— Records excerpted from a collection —
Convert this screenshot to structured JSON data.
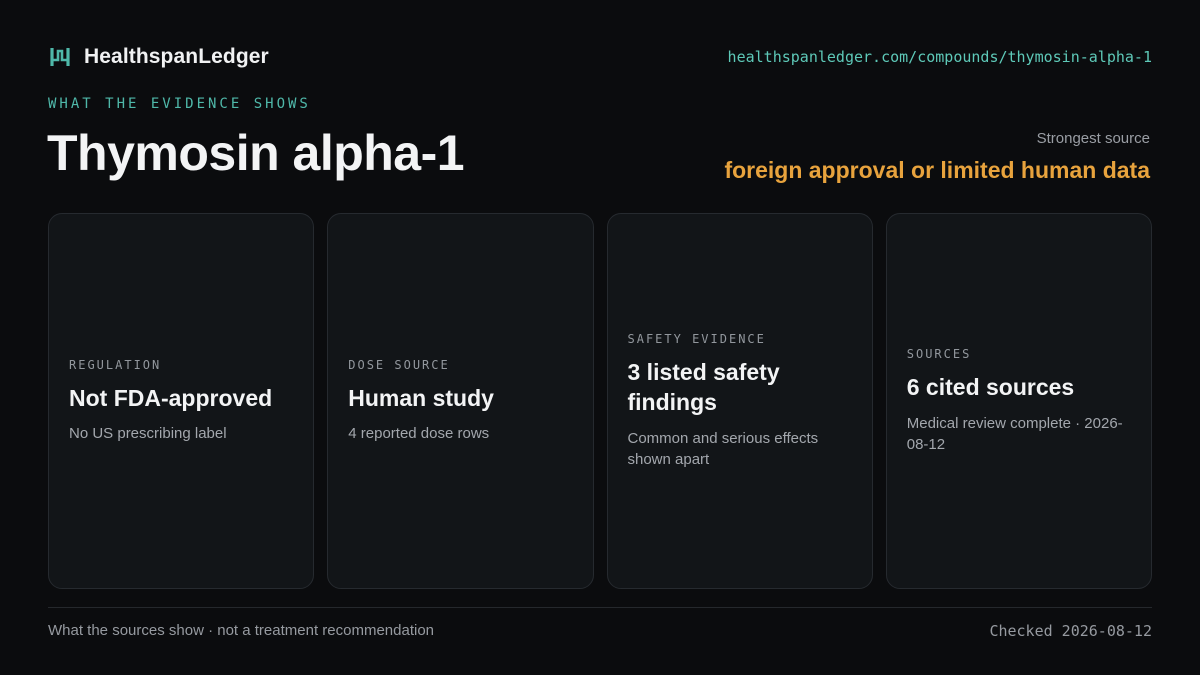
{
  "brand": {
    "name": "HealthspanLedger",
    "logo_icon": "ledger-bracket-icon",
    "accent_color": "#4fb8a9"
  },
  "header": {
    "url": "healthspanledger.com/compounds/thymosin-alpha-1"
  },
  "page": {
    "eyebrow": "WHAT THE EVIDENCE SHOWS",
    "title": "Thymosin alpha-1"
  },
  "strongest_source": {
    "label": "Strongest source",
    "value": "foreign approval or limited human data",
    "color": "#e8a33d"
  },
  "cards": [
    {
      "label": "REGULATION",
      "value": "Not FDA-approved",
      "note": "No US prescribing label"
    },
    {
      "label": "DOSE SOURCE",
      "value": "Human study",
      "note": "4 reported dose rows"
    },
    {
      "label": "SAFETY EVIDENCE",
      "value": "3 listed safety findings",
      "note": "Common and serious effects shown apart"
    },
    {
      "label": "SOURCES",
      "value": "6 cited sources",
      "note": "Medical review complete · 2026-08-12"
    }
  ],
  "footer": {
    "disclaimer": "What the sources show · not a treatment recommendation",
    "checked": "Checked 2026-08-12"
  }
}
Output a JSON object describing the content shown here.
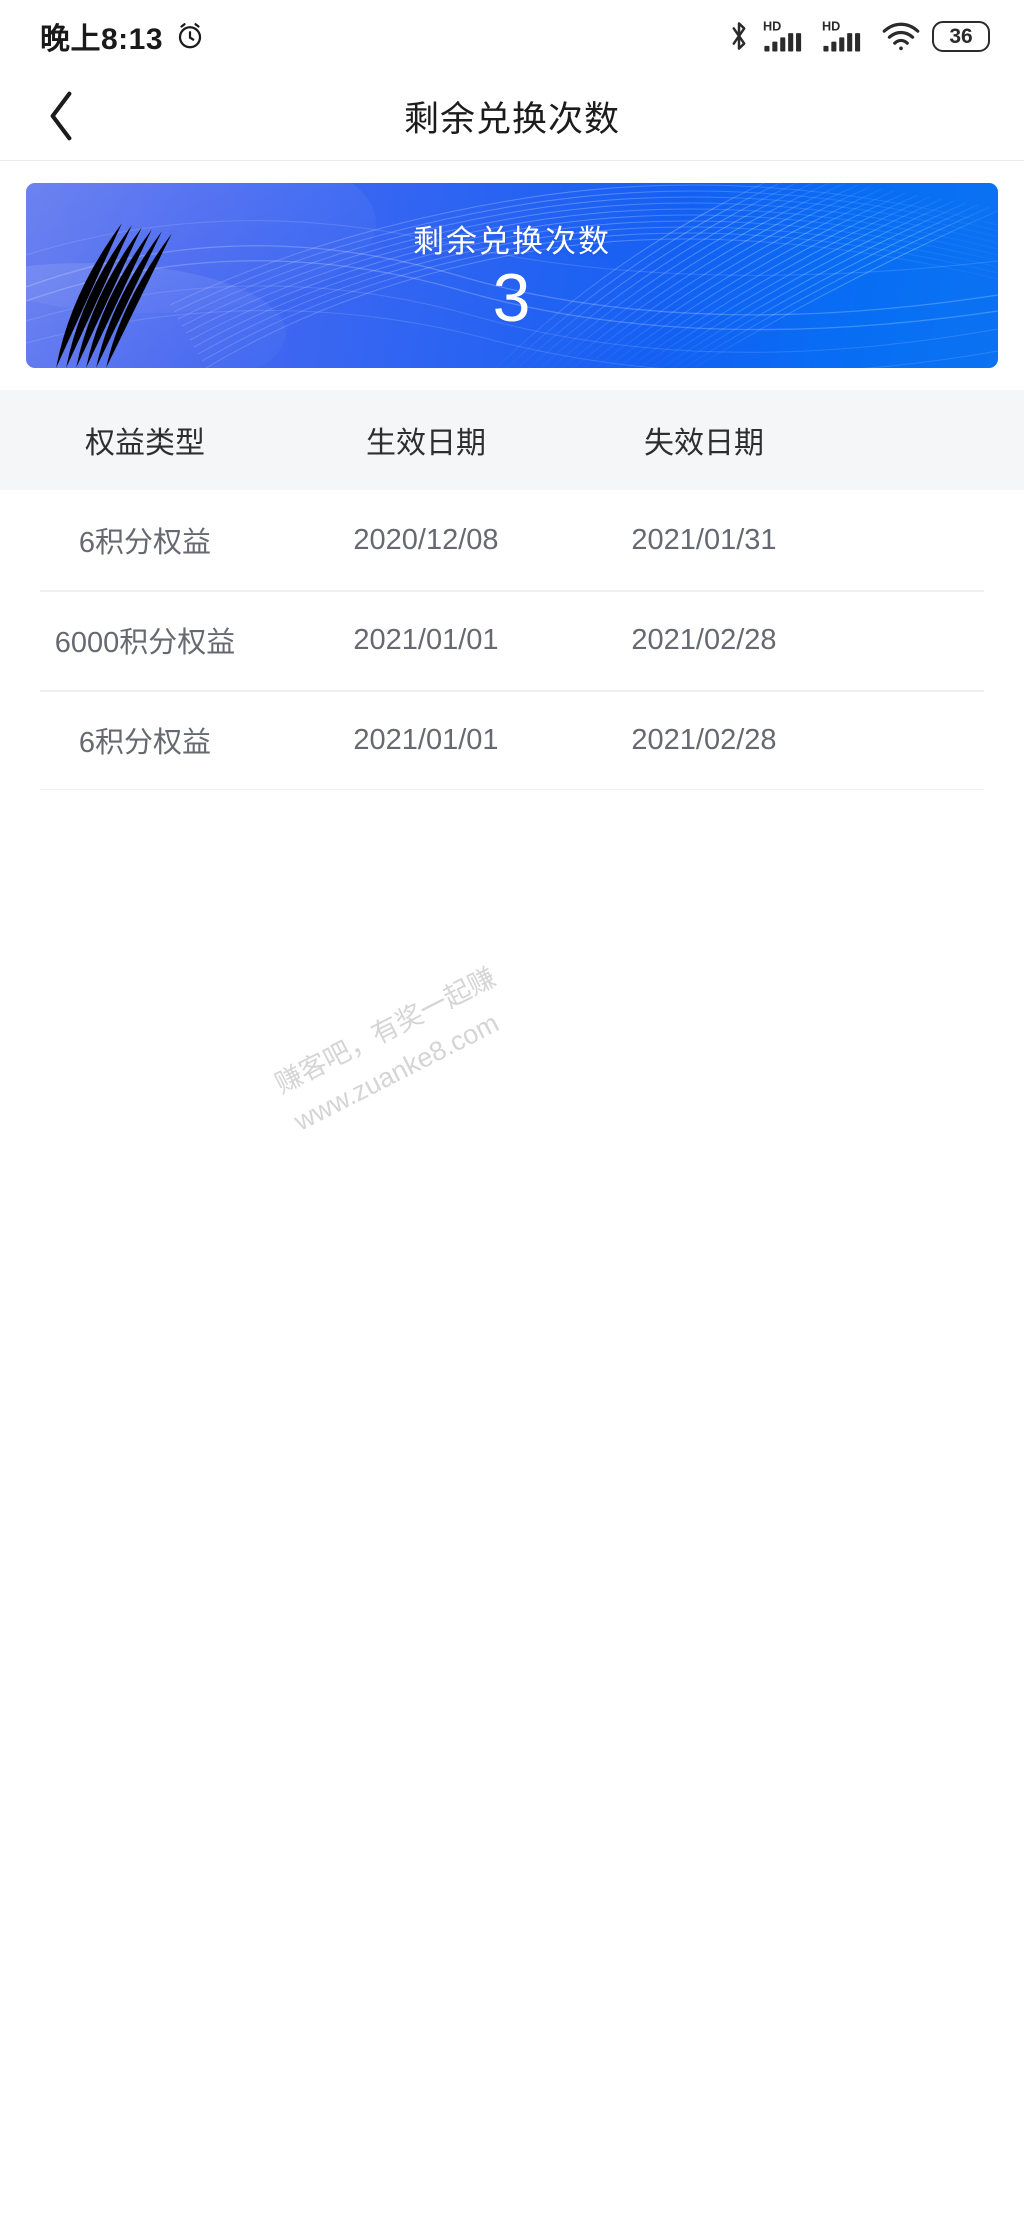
{
  "status_bar": {
    "time": "晚上8:13",
    "alarm_icon": "alarm-clock-icon",
    "bluetooth_icon": "bluetooth-icon",
    "signal_1_label": "HD",
    "signal_2_label": "HD",
    "wifi_icon": "wifi-icon",
    "battery_level": "36"
  },
  "nav": {
    "back_icon": "chevron-left-icon",
    "title": "剩余兑换次数"
  },
  "banner": {
    "label": "剩余兑换次数",
    "count": "3",
    "gradient_start": "#5b74ee",
    "gradient_end": "#0b73f2",
    "text_color": "#ffffff"
  },
  "table": {
    "headers": [
      "权益类型",
      "生效日期",
      "失效日期"
    ],
    "header_bg": "#f5f6f8",
    "rows": [
      {
        "type": "6积分权益",
        "start": "2020/12/08",
        "end": "2021/01/31"
      },
      {
        "type": "6000积分权益",
        "start": "2021/01/01",
        "end": "2021/02/28"
      },
      {
        "type": "6积分权益",
        "start": "2021/01/01",
        "end": "2021/02/28"
      }
    ]
  },
  "watermark": {
    "line1": "赚客吧，有奖一起赚",
    "line2": "www.zuanke8.com"
  }
}
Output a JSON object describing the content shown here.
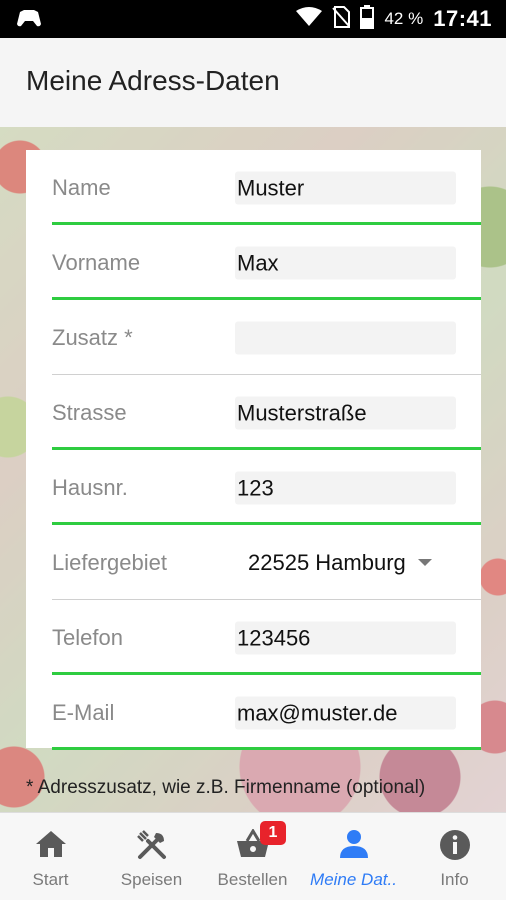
{
  "statusbar": {
    "battery_pct": "42 %",
    "time": "17:41"
  },
  "header": {
    "title": "Meine Adress-Daten"
  },
  "form": {
    "fields": [
      {
        "label": "Name",
        "value": "Muster"
      },
      {
        "label": "Vorname",
        "value": "Max"
      },
      {
        "label": "Zusatz *",
        "value": ""
      },
      {
        "label": "Strasse",
        "value": "Musterstraße"
      },
      {
        "label": "Hausnr.",
        "value": "123"
      },
      {
        "label": "Liefergebiet",
        "value": "22525 Hamburg"
      },
      {
        "label": "Telefon",
        "value": "123456"
      },
      {
        "label": "E-Mail",
        "value": "max@muster.de"
      }
    ],
    "footnote": "* Adresszusatz, wie z.B. Firmenname (optional)"
  },
  "tabs": [
    {
      "label": "Start",
      "icon": "home-icon"
    },
    {
      "label": "Speisen",
      "icon": "fork-knife-icon"
    },
    {
      "label": "Bestellen",
      "icon": "basket-icon",
      "badge": "1"
    },
    {
      "label": "Μeine Dat..",
      "icon": "person-icon",
      "active": true
    },
    {
      "label": "Info",
      "icon": "info-icon"
    }
  ],
  "colors": {
    "accent_green": "#2ecc40",
    "active_blue": "#2f7cf6",
    "badge_red": "#e8232b"
  }
}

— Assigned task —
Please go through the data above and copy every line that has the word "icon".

— Answer section —
    "logo_icon": "ledger-bracket-icon",
    "alarm_icon": "alarm-clock-icon",
    "bluetooth_icon": "bluetooth-icon",
    "wifi_icon": "wifi-icon",
    "back_icon": "chevron-left-icon",
      "icon": "home-icon"
      "icon": "fork-knife-icon"
      "icon": "basket-icon",
      "icon": "person-icon",
      "icon": "info-icon"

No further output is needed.